(Web page and app entries)

****

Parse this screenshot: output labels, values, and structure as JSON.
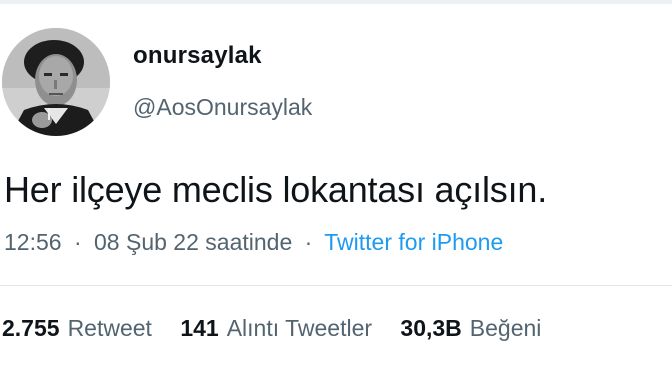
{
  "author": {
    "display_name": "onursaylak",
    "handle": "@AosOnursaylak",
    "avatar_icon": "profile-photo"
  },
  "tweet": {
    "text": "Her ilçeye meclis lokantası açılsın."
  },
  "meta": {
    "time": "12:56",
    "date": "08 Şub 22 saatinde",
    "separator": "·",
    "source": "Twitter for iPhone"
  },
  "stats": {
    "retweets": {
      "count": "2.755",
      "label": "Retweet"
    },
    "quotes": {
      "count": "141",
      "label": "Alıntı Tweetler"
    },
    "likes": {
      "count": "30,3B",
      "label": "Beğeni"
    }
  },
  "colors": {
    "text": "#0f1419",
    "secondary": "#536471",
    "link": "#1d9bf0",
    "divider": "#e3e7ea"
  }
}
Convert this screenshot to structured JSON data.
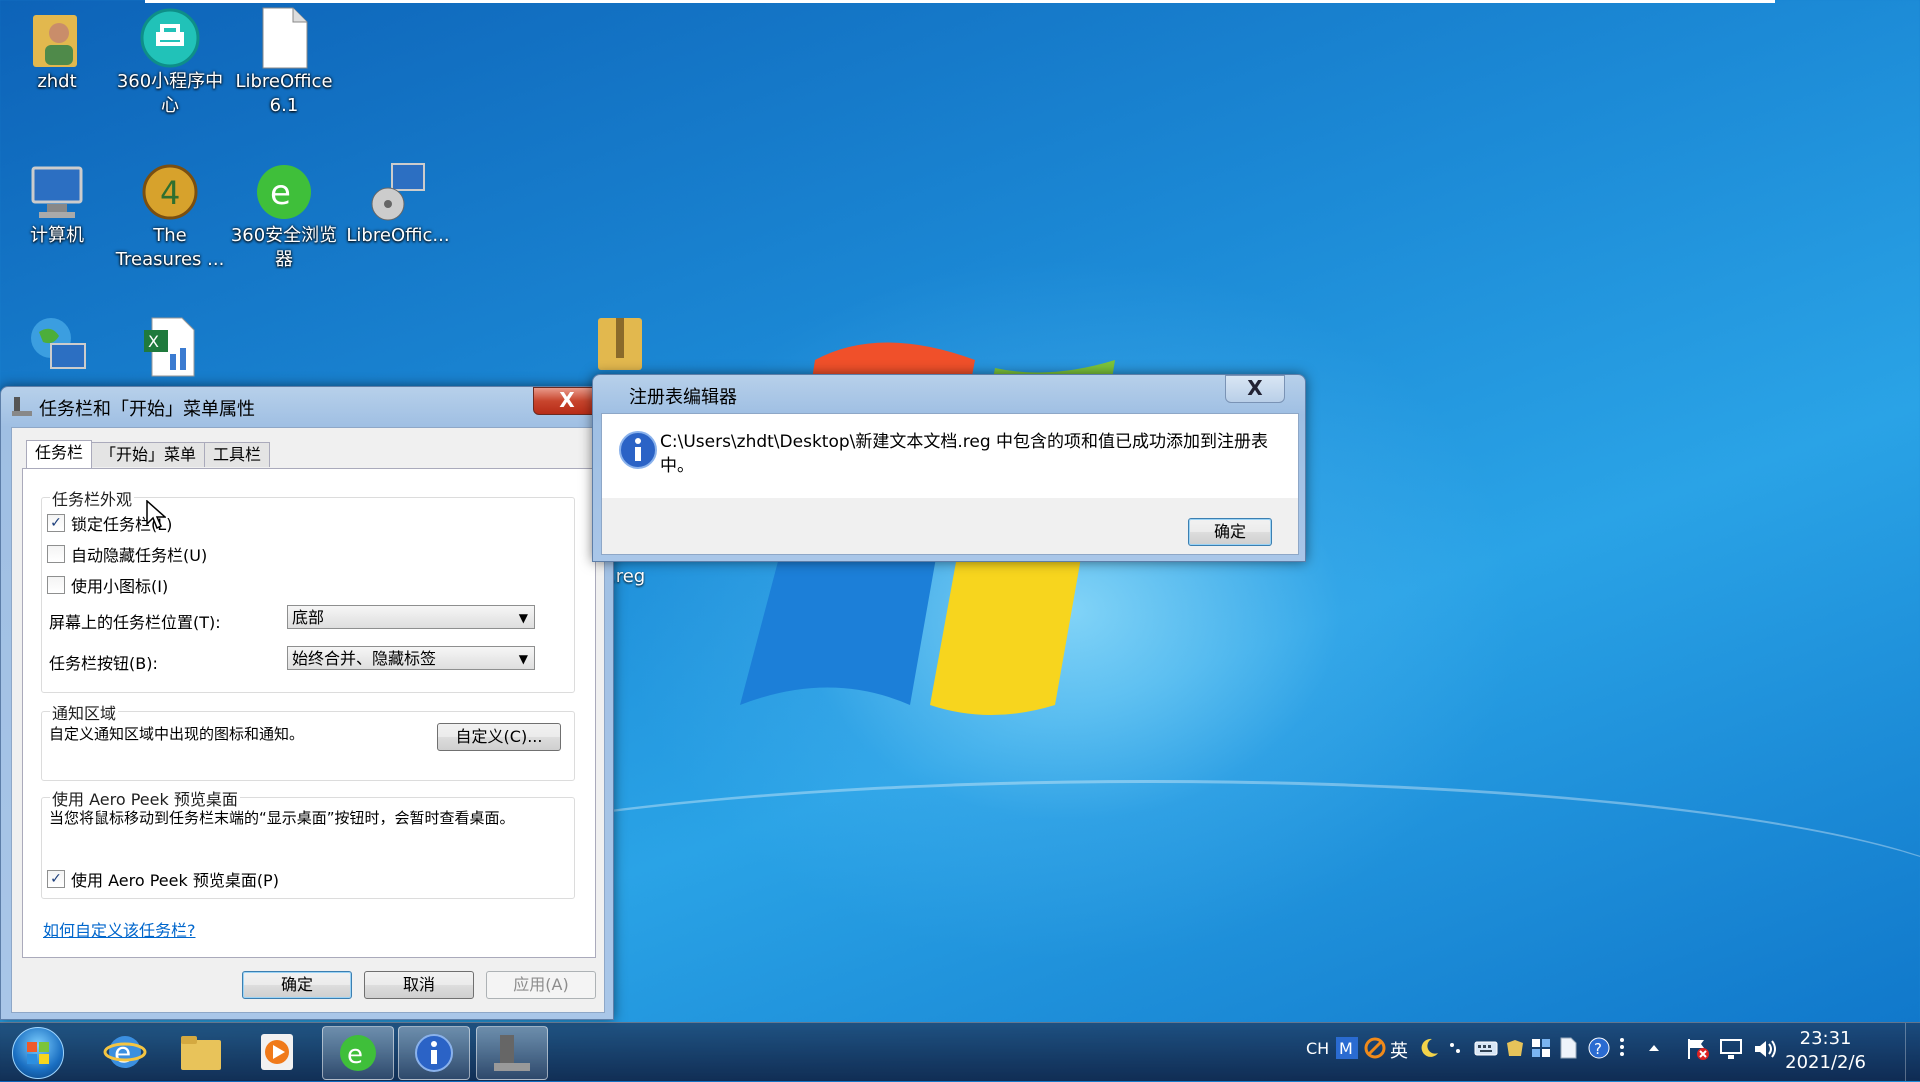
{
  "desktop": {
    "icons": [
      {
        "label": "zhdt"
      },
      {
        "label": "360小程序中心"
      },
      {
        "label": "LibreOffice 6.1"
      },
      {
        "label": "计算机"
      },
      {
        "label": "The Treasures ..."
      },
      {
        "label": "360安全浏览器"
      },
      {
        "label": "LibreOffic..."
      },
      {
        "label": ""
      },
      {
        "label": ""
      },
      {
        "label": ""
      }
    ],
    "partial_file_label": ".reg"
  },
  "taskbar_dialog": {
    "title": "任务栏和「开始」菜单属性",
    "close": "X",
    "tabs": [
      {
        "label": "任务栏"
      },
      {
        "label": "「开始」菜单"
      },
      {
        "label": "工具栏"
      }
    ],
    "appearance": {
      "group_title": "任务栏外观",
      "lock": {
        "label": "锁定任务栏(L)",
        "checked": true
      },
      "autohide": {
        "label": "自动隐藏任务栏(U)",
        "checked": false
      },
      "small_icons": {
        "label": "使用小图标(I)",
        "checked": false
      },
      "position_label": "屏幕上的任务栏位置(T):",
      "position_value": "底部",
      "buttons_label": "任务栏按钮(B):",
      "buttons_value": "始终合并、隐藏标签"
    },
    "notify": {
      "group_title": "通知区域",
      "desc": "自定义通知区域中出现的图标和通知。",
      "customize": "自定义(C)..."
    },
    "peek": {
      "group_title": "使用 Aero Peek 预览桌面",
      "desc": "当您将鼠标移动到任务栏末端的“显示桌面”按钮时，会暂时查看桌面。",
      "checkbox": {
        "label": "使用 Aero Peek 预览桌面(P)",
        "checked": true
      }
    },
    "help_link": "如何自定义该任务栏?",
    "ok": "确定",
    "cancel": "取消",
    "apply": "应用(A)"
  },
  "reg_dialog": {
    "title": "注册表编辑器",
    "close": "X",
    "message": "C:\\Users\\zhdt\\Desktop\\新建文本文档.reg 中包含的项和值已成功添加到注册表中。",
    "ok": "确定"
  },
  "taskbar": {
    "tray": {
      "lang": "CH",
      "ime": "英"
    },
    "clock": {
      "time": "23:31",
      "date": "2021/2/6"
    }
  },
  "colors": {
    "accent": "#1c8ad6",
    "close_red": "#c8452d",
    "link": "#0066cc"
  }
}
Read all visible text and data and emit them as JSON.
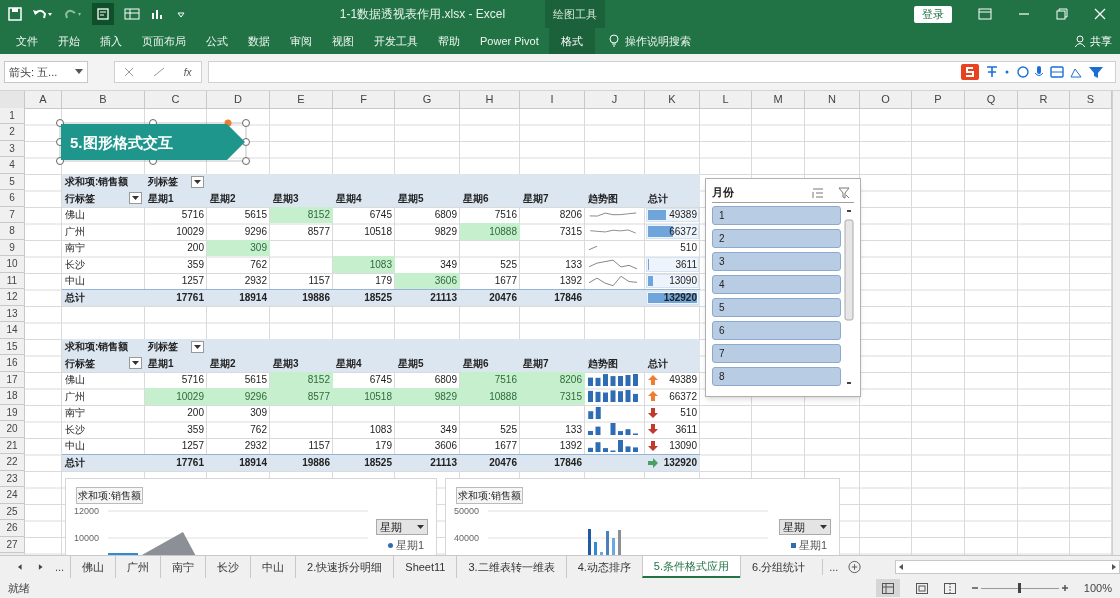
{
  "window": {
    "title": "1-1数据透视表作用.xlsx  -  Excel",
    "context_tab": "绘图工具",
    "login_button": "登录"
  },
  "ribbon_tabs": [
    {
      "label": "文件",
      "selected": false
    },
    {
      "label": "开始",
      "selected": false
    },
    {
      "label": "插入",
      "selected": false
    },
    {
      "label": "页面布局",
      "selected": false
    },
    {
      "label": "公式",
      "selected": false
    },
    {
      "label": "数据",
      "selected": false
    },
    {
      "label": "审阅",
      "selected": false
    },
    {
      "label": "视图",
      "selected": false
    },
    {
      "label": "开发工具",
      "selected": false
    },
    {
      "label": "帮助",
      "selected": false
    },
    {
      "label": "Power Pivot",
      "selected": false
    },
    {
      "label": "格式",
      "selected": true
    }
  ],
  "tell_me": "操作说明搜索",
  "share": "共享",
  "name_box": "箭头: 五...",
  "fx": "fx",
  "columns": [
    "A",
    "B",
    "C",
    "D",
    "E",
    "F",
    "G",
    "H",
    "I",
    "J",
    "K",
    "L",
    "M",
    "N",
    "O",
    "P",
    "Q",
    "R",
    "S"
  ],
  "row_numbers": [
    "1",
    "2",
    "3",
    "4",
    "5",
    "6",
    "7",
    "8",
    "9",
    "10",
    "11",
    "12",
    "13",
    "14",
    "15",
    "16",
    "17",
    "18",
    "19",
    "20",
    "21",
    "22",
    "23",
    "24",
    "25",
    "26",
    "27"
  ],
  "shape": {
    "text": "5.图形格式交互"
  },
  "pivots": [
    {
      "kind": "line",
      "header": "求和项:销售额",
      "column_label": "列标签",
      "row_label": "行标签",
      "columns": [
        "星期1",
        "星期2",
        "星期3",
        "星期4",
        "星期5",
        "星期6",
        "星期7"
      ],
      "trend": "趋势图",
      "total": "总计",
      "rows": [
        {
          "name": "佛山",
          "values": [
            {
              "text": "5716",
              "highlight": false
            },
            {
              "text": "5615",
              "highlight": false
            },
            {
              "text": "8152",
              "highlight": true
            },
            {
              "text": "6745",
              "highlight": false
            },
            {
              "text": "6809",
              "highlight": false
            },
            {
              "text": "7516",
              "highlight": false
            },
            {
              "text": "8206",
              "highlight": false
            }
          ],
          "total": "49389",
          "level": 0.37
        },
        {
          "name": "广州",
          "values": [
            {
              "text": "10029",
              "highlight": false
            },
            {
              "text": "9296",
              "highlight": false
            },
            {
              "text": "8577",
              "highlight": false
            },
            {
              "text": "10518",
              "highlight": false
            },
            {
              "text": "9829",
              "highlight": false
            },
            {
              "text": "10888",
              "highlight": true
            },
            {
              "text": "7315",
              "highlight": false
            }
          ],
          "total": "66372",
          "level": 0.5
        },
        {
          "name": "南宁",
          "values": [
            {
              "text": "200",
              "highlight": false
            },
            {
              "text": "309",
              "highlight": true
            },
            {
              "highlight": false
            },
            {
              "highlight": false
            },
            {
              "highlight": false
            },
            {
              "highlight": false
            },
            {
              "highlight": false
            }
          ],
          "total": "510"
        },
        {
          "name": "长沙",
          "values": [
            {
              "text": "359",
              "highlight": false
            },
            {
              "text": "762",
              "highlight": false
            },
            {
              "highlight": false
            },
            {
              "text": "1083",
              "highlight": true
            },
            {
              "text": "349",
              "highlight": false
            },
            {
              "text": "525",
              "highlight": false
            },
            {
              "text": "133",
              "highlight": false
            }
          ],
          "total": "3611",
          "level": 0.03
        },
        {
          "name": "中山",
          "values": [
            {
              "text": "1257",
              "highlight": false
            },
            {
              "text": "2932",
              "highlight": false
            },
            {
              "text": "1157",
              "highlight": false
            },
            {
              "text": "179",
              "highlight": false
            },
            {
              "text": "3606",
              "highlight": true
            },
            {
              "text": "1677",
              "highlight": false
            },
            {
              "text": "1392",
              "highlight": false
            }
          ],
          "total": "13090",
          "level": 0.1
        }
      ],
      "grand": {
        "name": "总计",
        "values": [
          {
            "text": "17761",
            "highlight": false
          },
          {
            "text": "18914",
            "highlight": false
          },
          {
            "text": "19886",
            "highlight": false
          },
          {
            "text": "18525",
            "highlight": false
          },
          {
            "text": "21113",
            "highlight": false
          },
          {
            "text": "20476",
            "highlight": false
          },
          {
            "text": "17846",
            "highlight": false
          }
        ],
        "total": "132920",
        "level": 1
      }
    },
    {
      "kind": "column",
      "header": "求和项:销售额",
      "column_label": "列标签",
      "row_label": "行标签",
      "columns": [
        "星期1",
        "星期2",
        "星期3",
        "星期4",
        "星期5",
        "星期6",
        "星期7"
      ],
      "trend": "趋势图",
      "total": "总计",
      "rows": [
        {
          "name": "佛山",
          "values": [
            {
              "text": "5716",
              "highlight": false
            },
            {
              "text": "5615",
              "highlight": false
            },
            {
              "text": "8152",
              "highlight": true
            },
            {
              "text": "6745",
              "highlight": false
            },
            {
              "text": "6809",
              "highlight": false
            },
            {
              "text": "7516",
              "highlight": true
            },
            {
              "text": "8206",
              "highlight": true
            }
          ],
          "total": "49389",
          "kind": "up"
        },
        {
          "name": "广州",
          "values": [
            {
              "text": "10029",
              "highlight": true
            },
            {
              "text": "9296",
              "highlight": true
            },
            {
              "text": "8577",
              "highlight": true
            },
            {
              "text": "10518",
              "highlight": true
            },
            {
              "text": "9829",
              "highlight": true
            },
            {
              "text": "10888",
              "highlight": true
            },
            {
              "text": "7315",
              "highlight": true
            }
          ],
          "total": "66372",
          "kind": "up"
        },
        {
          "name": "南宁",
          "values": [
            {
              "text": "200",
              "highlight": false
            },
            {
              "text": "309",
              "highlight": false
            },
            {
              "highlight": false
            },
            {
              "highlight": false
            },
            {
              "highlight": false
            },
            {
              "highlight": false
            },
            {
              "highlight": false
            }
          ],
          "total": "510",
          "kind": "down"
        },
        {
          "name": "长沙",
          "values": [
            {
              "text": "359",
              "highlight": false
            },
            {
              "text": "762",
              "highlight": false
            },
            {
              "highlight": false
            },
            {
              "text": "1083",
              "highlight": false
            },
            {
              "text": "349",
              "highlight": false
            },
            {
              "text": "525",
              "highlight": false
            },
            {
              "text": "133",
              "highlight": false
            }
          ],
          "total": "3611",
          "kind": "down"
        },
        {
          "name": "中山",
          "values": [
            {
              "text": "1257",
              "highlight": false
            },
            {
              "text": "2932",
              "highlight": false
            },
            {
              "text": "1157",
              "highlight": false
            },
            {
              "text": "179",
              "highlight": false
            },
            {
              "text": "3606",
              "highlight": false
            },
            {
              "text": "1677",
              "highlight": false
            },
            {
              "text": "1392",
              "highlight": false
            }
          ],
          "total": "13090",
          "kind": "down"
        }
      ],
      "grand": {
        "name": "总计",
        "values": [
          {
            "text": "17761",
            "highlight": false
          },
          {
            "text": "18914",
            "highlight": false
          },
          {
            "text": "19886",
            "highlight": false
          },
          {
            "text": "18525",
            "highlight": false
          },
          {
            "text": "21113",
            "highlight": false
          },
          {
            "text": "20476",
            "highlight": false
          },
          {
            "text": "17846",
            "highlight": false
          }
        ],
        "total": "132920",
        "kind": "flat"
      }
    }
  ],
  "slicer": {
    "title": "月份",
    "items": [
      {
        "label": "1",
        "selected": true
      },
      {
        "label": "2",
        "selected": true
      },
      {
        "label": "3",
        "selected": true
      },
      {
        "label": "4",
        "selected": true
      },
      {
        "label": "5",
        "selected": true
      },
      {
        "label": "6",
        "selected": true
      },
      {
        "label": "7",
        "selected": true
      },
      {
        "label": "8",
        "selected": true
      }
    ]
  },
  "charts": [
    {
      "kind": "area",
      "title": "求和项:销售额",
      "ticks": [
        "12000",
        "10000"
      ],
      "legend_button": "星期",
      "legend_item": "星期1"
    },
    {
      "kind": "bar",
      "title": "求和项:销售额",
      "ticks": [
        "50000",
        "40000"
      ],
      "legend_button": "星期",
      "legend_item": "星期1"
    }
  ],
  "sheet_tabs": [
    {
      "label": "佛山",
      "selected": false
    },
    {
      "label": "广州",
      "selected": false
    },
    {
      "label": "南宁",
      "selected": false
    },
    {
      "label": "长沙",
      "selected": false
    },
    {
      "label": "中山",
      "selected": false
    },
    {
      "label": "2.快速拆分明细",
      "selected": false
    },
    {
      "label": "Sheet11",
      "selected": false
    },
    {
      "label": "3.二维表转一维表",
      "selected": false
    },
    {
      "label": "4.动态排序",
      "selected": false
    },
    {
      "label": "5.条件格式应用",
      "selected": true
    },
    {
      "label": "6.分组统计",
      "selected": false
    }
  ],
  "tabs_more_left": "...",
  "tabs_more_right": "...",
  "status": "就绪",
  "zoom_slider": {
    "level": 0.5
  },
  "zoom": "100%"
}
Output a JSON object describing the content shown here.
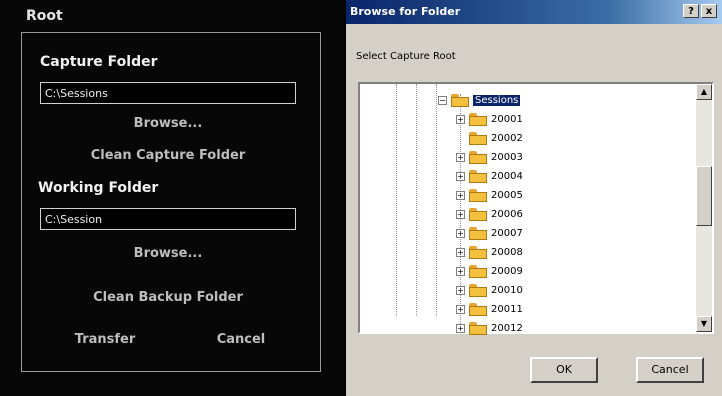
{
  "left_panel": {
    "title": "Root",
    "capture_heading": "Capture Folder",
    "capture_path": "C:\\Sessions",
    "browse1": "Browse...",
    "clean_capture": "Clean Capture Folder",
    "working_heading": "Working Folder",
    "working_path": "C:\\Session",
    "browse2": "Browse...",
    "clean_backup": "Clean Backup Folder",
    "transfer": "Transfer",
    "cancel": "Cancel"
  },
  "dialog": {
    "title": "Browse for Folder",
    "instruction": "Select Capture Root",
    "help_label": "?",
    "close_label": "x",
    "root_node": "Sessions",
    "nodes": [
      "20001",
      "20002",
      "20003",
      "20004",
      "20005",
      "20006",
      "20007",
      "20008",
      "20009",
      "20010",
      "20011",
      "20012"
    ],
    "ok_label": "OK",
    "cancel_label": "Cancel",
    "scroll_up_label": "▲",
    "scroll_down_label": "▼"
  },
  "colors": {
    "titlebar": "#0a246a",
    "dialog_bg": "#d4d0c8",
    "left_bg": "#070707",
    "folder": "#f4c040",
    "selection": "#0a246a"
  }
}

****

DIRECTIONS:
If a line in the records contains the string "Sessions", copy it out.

YOUR SOLUTION:
    "capture_path": "C:\\Sessions",
    "root_node": "Sessions",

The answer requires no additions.